Anticipated Questions and Answers
Q: What is the best antivirus program to use?
A: We tend to recommend using the manufacturer’s own antivirus (AV) software (Windows Defender, Apple’s built-in systems). Discussions about how badly-written antivirus software can make things worse can be dispiriting and don’t provide solutions that participants can use.
Q: If you think you might be infected, what should you do?
A: You can go to the Digital Defenders’ First Aid Guide. It’s critical to make regular backups just in case your device gets infected. Wiping (or “factory resetting”) your phone or laptop is also important. You can learn more here: https://www.digitaldefenders.org/digitalfirstaid/#section-malware
Q: We use attachments all the time! Are you telling me I can’t send or receive documents?
A: Suggest using a shared store for frequent documents, like Dropbox or Google Drive. We talk a little about EFF’s own practices here—we send documents, but we digitally sign our own messages, and encourage external groups to upload their files where we can examine them safely. You can also highlight that this is not an all-or-nothing proposal. You can certainly send and receive documents—and while you do, it’s good, common-sense practice to be on the lookout for strange things that could indicate phishing and malware.
Q: How can I report phishing?
A: Emphasize the difference between mass phishing (like spam), and spear-phishing. Spear-phishing of a vulnerable group is something that researchers tend to be working on and interested in helping identify and prevent. You can email EFF at firstname.lastname@example.org, or call Access Now’s Digital Security Helpline (email@example.com) for assistance. The U.S. Federal Trade Commission also collects examples of mass phishing, which can be forwarded to firstname.lastname@example.org.
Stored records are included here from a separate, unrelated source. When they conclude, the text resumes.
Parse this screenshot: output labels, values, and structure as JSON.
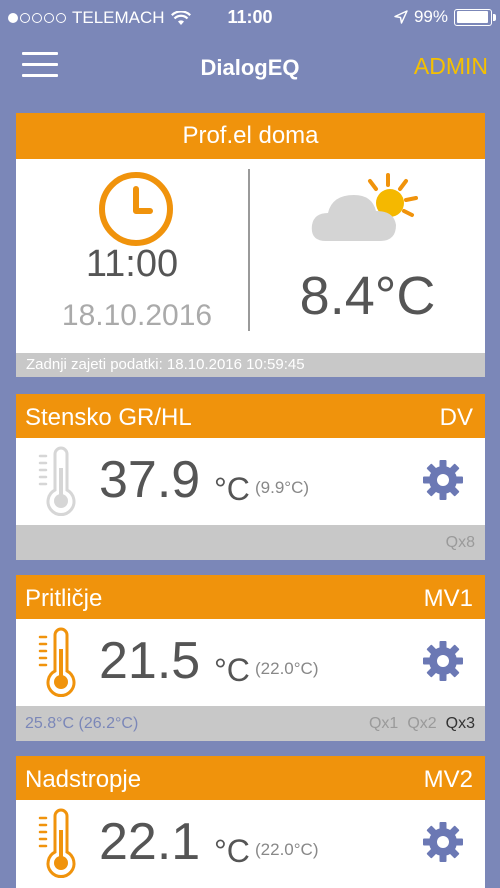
{
  "status_bar": {
    "carrier": "TELEMACH",
    "time": "11:00",
    "battery": "99%",
    "signal_dots_filled": 1,
    "signal_dots_total": 5
  },
  "nav": {
    "title": "DialogEQ",
    "admin_label": "ADMIN",
    "menu_icon": "hamburger-icon",
    "accent_color": "#f5c000"
  },
  "home": {
    "title": "Prof.el doma",
    "time": "11:00",
    "date": "18.10.2016",
    "outdoor_temp": "8.4°C",
    "last_data": "Zadnji zajeti podatki: 18.10.2016 10:59:45",
    "clock_icon": "clock-icon",
    "weather_icon": "partly-cloudy-icon"
  },
  "zones": [
    {
      "name": "Stensko GR/HL",
      "code": "DV",
      "temp": "37.9",
      "unit": "°C",
      "setpoint": "(9.9°C)",
      "thermometer": "thermometer-inactive-icon",
      "footer_left": "",
      "outputs": [
        "Qx8"
      ]
    },
    {
      "name": "Pritličje",
      "code": "MV1",
      "temp": "21.5",
      "unit": "°C",
      "setpoint": "(22.0°C)",
      "thermometer": "thermometer-active-icon",
      "footer_left": "25.8°C  (26.2°C)",
      "outputs": [
        "Qx1",
        "Qx2",
        "Qx3"
      ]
    },
    {
      "name": "Nadstropje",
      "code": "MV2",
      "temp": "22.1",
      "unit": "°C",
      "setpoint": "(22.0°C)",
      "thermometer": "thermometer-active-icon"
    }
  ],
  "colors": {
    "background": "#7b87b8",
    "header_orange": "#f0930c",
    "footer_gray": "#c8c8c8",
    "gear": "#6b78b4"
  }
}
The FTC’s phishing page explains how to include useful information in that email.
Q: I am worried I am infected with malware. Can you check?
A: There are no consistent or obvious indicators of compromise for malware; slow computers and/or batteries that drain quickly, for example, have many alternative causes. It’s very possible that an audience member may be infected with something from opening spam or generic phishing, and you can suggest installing antivirus software to check this possibility. For most communities, it is relatively unlikely that it will be from a targeted attack by a government or other large group. If you want to reassure your questioner, you can talk a little about the labor and research costs of sending targeted phishing emails.